An online tool to help identify foodborne illness may be available in the future according to this data. Until it rolls out to the public for use, certain precautions should be taken to keep yourself healthy. Cooking meats thoroughly, washing produce before consumption, and staying up-to-date on any food recalls (and complying if one arises) are all key steps to reducing the risk of becoming sick from a foodborne illness. 

Why is Food Safety a Concern?

An estimated 48 million cases of foodborne illness are contracted in the U.S. every year, resulting in approximately 128,000 hospitalizations and 3,000 deaths. And even when contamination is reported, the challenge of tracking the origin of the problem exists, as many foods have multiple “touch-points” that are potential causes of exposure.  

There are certain populations that are more vulnerable to foodborne illnesses such as pregnant people due to a slightly suppressed immune system,” Ryann Kipping, RDN, CLEC, a California-based prenatal registered dietitian and author of The Feel Good Pregnancy Cookbook, tells Verywell. She explains that “while the incidence of something like listeriosis—the disease caused by listeria bacteria—is very rare, it is serious if a pregnant person were to contract it."

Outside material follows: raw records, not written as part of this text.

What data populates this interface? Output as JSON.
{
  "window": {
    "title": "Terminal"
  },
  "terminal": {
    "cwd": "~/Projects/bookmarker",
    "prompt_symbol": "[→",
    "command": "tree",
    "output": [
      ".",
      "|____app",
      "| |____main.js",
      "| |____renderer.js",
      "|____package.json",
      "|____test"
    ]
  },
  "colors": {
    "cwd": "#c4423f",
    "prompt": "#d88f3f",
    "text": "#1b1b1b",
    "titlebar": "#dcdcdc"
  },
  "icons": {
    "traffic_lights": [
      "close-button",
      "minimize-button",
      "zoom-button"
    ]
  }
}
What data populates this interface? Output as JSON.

Other vulnerable populations include:

  • Adults age 65 and older
  • Young children
  • People with weak immune systems
  • Pregnant women

If a person accidentally consumes a potentially harmful bacteria, virus, or other pathogens, they can become extremely sick and experience symptoms like vomiting, diarrhea, and stomach pain. In extreme cases, death may occur. “Foodborne illness is not something to be taken lightly,” Shaw says. 

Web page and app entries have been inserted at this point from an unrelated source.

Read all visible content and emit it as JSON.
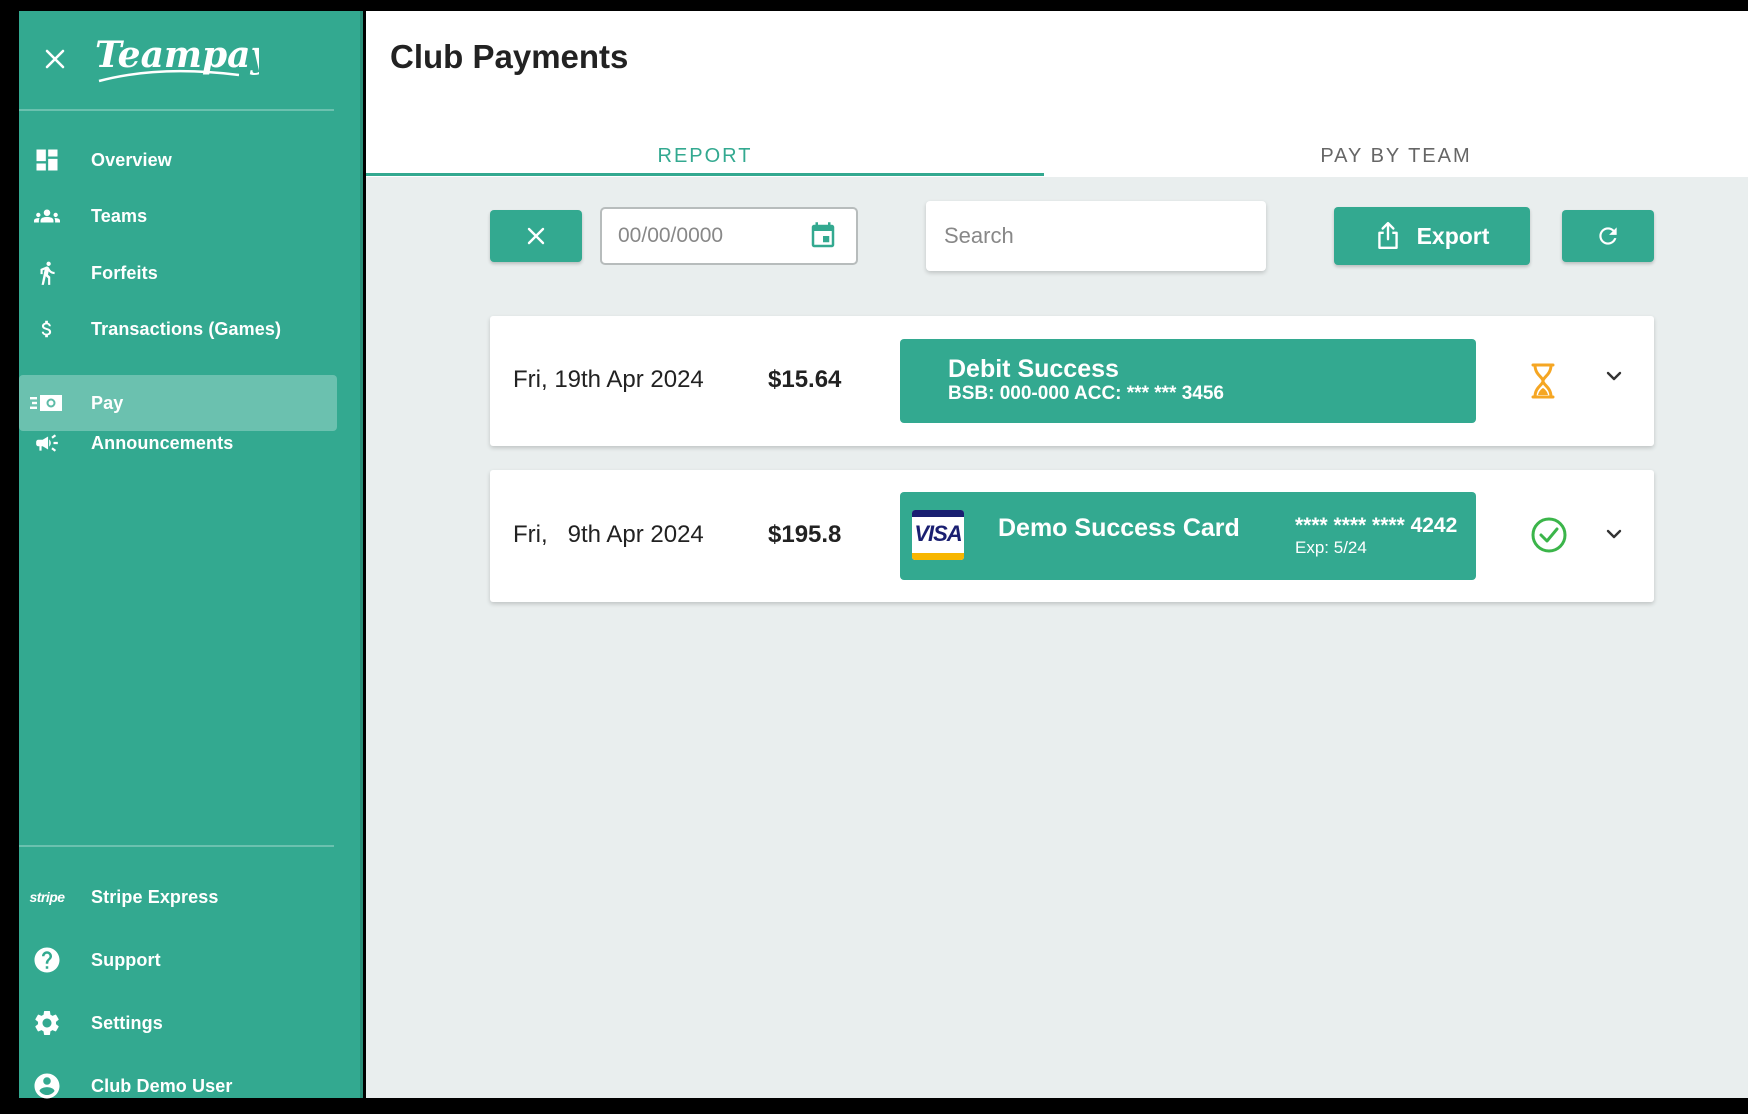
{
  "sidebar": {
    "logo_text": "Teampay",
    "nav_items": [
      {
        "label": "Overview",
        "icon": "dashboard-icon"
      },
      {
        "label": "Teams",
        "icon": "people-icon"
      },
      {
        "label": "Forfeits",
        "icon": "walking-person-icon"
      },
      {
        "label": "Transactions (Games)",
        "icon": "dollar-icon"
      },
      {
        "label": "Pay",
        "icon": "payments-icon",
        "active": true
      },
      {
        "label": "Announcements",
        "icon": "megaphone-icon"
      }
    ],
    "bottom_items": [
      {
        "label": "Stripe Express",
        "icon": "stripe-icon",
        "icon_text": "stripe"
      },
      {
        "label": "Support",
        "icon": "help-icon"
      },
      {
        "label": "Settings",
        "icon": "gear-icon"
      },
      {
        "label": "Club Demo User",
        "icon": "account-icon"
      }
    ]
  },
  "header": {
    "title": "Club Payments",
    "tabs": [
      {
        "label": "REPORT",
        "active": true
      },
      {
        "label": "PAY BY TEAM",
        "active": false
      }
    ]
  },
  "toolbar": {
    "date_placeholder": "00/00/0000",
    "search_placeholder": "Search",
    "export_label": "Export"
  },
  "payments": [
    {
      "date": "Fri, 19th Apr 2024",
      "amount": "$15.64",
      "method_type": "debit",
      "method_title": "Debit Success",
      "method_detail": "BSB: 000-000 ACC: *** *** 3456",
      "status": "pending",
      "status_icon": "hourglass-icon"
    },
    {
      "date": "Fri,   9th Apr 2024",
      "amount": "$195.8",
      "method_type": "card",
      "card_brand": "VISA",
      "method_title": "Demo Success Card",
      "card_number": "**** **** **** 4242",
      "card_exp": "Exp: 5/24",
      "status": "success",
      "status_icon": "check-circle-icon"
    }
  ],
  "colors": {
    "brand": "#33a990",
    "pending": "#f5a623",
    "success": "#3bb54a"
  }
}
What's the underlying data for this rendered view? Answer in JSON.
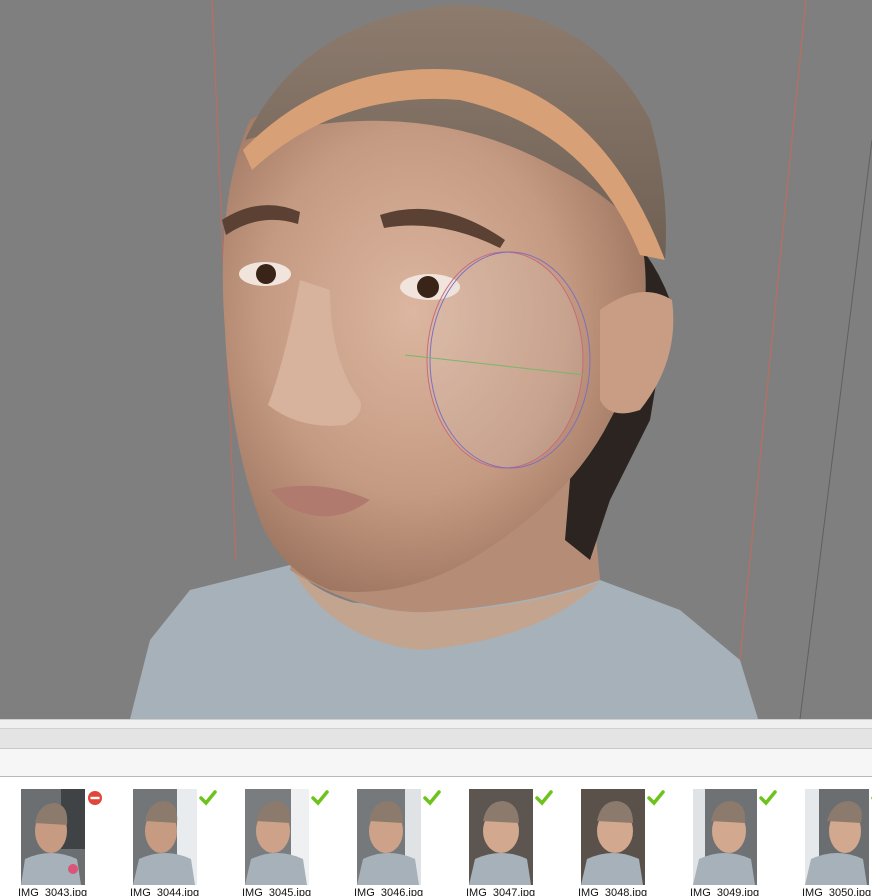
{
  "viewport": {
    "name": "3D model viewport",
    "background": "#7f7f7f",
    "bounding_box_color": "#c46b5a"
  },
  "photos": [
    {
      "file": "IMG_3043.jpg",
      "status": "excluded",
      "status_icon": "remove-icon"
    },
    {
      "file": "IMG_3044.jpg",
      "status": "aligned",
      "status_icon": "check-icon"
    },
    {
      "file": "IMG_3045.jpg",
      "status": "aligned",
      "status_icon": "check-icon"
    },
    {
      "file": "IMG_3046.jpg",
      "status": "aligned",
      "status_icon": "check-icon"
    },
    {
      "file": "IMG_3047.jpg",
      "status": "aligned",
      "status_icon": "check-icon"
    },
    {
      "file": "IMG_3048.jpg",
      "status": "aligned",
      "status_icon": "check-icon"
    },
    {
      "file": "IMG_3049.jpg",
      "status": "aligned",
      "status_icon": "check-icon"
    },
    {
      "file": "IMG_3050.jpg",
      "status": "aligned",
      "status_icon": "check-icon"
    }
  ],
  "colors": {
    "check": "#6fc21e",
    "remove": "#e0463a",
    "skin": "#caa087",
    "cap": "#d7a077",
    "shirt": "#a7b1b9"
  }
}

While illness can occur by undercooking food like chicken, many cases of foodborne illness are a result of contamination. Identifying harmful contamination and proactively alerting the public can save people from experiencing the unpleasant, and sometimes, scary effects of eating food that contains potentially harmful organisms. 

Reducing Your Risk of Foodborne Illness

While there is no perfect solution to avoiding foodborne illness exposure, there are some steps you can take to stay as safe as you can. 

"The food category that causes the most foodborne illness outbreaks is produce, like fruits and vegetables," Kipping says. She explains that each year, the Centers for Disease Control and Prevention keeps a running list of the known foodborne illness outbreaks. Some sort of leafy green makes the list every year, meaning that this type of food is a frequent foodborne illness carrier. 

“It also seems that ‘ready-to-eat’ foods such as pre-cut fruits, pre-cut vegetables, and packaged salads even things like chicken salad are common culprits of foodborne illnesses," Kipping says. "After produce, common items include raw shellfish, raw dairy, deli meats, and ground meat." 

Being cautious of these “usual suspects” is a great first step. These items do not need to be avoided but should be consumed with caution, and extra steps to ensure your safety should be taken—like making sure produce is washed and meats are fully cooked before consumption.

In the future, we may have programs like the one described in the current study available at our fingertips. Until then, proper food handling and cooking while staying up-to-date on any food recall is your best bet for safety.

2 Sources
Verywell Health uses only high-quality sources, including peer-reviewed studies, to support the facts within our articles. Read our editorial process to learn more about how we fact-check and keep our content accurate, reliable, and trustworthy.
  1. Goldberg DM, Khan S, Zaman N, Gruss RJ, Abrahams AS. Text mining approaches for postmarket food safety surveillance using online mediaRisk Anal. doi:10.1111/risa.13651

  2. Centers for Disease Control and Prevention. Foodborne germs and illness.